Work instruction: Would you reproduce the entries that follow exactly as they appear?

(Beginning of Records to use)

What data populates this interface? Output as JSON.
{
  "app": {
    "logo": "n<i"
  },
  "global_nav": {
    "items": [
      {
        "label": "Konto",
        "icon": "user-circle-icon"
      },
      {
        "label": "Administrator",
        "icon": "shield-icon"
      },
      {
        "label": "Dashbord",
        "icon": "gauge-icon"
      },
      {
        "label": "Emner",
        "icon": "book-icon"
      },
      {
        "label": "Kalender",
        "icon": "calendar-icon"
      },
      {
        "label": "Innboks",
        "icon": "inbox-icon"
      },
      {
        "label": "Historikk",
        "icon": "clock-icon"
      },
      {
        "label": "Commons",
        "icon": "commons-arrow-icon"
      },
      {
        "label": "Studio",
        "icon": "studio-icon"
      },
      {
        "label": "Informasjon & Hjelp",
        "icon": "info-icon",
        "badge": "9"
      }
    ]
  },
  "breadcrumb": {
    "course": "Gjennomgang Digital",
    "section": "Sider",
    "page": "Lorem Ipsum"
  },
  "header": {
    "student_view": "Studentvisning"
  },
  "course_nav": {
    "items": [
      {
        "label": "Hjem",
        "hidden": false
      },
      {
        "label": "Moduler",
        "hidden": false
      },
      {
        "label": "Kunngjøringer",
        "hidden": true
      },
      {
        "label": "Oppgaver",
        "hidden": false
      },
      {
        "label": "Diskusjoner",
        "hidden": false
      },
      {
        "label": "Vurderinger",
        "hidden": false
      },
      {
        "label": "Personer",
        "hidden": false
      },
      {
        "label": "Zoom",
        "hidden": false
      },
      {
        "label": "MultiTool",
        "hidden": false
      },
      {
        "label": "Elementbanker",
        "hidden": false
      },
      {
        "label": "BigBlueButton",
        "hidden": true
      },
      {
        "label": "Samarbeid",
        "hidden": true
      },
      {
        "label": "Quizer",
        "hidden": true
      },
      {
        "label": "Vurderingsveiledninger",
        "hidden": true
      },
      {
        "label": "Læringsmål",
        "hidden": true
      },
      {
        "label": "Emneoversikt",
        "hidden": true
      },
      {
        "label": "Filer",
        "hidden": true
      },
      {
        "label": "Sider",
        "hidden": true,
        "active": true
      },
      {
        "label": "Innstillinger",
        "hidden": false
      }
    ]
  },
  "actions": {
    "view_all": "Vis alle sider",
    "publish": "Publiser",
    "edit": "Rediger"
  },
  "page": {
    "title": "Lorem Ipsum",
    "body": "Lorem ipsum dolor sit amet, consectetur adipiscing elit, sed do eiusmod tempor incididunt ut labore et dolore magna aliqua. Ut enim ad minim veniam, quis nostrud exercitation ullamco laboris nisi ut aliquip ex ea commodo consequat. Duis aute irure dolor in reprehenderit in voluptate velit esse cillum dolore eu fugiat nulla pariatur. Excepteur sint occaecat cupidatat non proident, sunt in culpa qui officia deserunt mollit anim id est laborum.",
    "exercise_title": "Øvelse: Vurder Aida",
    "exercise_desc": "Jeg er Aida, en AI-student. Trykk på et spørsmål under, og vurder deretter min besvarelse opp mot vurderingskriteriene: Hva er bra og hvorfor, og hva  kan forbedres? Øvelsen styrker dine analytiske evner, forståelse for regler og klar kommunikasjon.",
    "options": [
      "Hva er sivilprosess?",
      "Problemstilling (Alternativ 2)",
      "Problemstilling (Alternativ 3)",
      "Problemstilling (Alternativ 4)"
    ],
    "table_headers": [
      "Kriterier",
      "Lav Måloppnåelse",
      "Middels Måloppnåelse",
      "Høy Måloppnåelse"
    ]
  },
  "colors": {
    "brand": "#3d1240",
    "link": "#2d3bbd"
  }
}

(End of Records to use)

Completed task:
What data populates this interface? Output as JSON.
{
  "app": {
    "logo": "n<i"
  },
  "global_nav": {
    "items": [
      {
        "label": "Konto",
        "icon": "user-circle-icon"
      },
      {
        "label": "Administrator",
        "icon": "shield-icon"
      },
      {
        "label": "Dashbord",
        "icon": "gauge-icon"
      },
      {
        "label": "Emner",
        "icon": "book-icon"
      },
      {
        "label": "Kalender",
        "icon": "calendar-icon"
      },
      {
        "label": "Innboks",
        "icon": "inbox-icon"
      },
      {
        "label": "Historikk",
        "icon": "clock-icon"
      },
      {
        "label": "Commons",
        "icon": "commons-arrow-icon"
      },
      {
        "label": "Studio",
        "icon": "studio-icon"
      },
      {
        "label": "Informasjon & Hjelp",
        "icon": "info-icon",
        "badge": "9"
      }
    ]
  },
  "breadcrumb": {
    "course": "Gjennomgang Digital",
    "section": "Sider",
    "page": "Lorem Ipsum"
  },
  "header": {
    "student_view": "Studentvisning"
  },
  "course_nav": {
    "items": [
      {
        "label": "Hjem",
        "hidden": false
      },
      {
        "label": "Moduler",
        "hidden": false
      },
      {
        "label": "Kunngjøringer",
        "hidden": true
      },
      {
        "label": "Oppgaver",
        "hidden": false
      },
      {
        "label": "Diskusjoner",
        "hidden": false
      },
      {
        "label": "Vurderinger",
        "hidden": false
      },
      {
        "label": "Personer",
        "hidden": false
      },
      {
        "label": "Zoom",
        "hidden": false
      },
      {
        "label": "MultiTool",
        "hidden": false
      },
      {
        "label": "Elementbanker",
        "hidden": false
      },
      {
        "label": "BigBlueButton",
        "hidden": true
      },
      {
        "label": "Samarbeid",
        "hidden": true
      },
      {
        "label": "Quizer",
        "hidden": true
      },
      {
        "label": "Vurderingsveiledninger",
        "hidden": true
      },
      {
        "label": "Læringsmål",
        "hidden": true
      },
      {
        "label": "Emneoversikt",
        "hidden": true
      },
      {
        "label": "Filer",
        "hidden": true
      },
      {
        "label": "Sider",
        "hidden": true,
        "active": true
      },
      {
        "label": "Innstillinger",
        "hidden": false
      }
    ]
  },
  "actions": {
    "view_all": "Vis alle sider",
    "publish": "Publiser",
    "edit": "Rediger"
  },
  "page": {
    "title": "Lorem Ipsum",
    "body": "Lorem ipsum dolor sit amet, consectetur adipiscing elit, sed do eiusmod tempor incididunt ut labore et dolore magna aliqua. Ut enim ad minim veniam, quis nostrud exercitation ullamco laboris nisi ut aliquip ex ea commodo consequat. Duis aute irure dolor in reprehenderit in voluptate velit esse cillum dolore eu fugiat nulla pariatur. Excepteur sint occaecat cupidatat non proident, sunt in culpa qui officia deserunt mollit anim id est laborum.",
    "exercise_title": "Øvelse: Vurder Aida",
    "exercise_desc": "Jeg er Aida, en AI-student. Trykk på et spørsmål under, og vurder deretter min besvarelse opp mot vurderingskriteriene: Hva er bra og hvorfor, og hva  kan forbedres? Øvelsen styrker dine analytiske evner, forståelse for regler og klar kommunikasjon.",
    "options": [
      "Hva er sivilprosess?",
      "Problemstilling (Alternativ 2)",
      "Problemstilling (Alternativ 3)",
      "Problemstilling (Alternativ 4)"
    ],
    "table_headers": [
      "Kriterier",
      "Lav Måloppnåelse",
      "Middels Måloppnåelse",
      "Høy Måloppnåelse"
    ]
  },
  "colors": {
    "brand": "#3d1240",
    "link": "#2d3bbd"
  }
}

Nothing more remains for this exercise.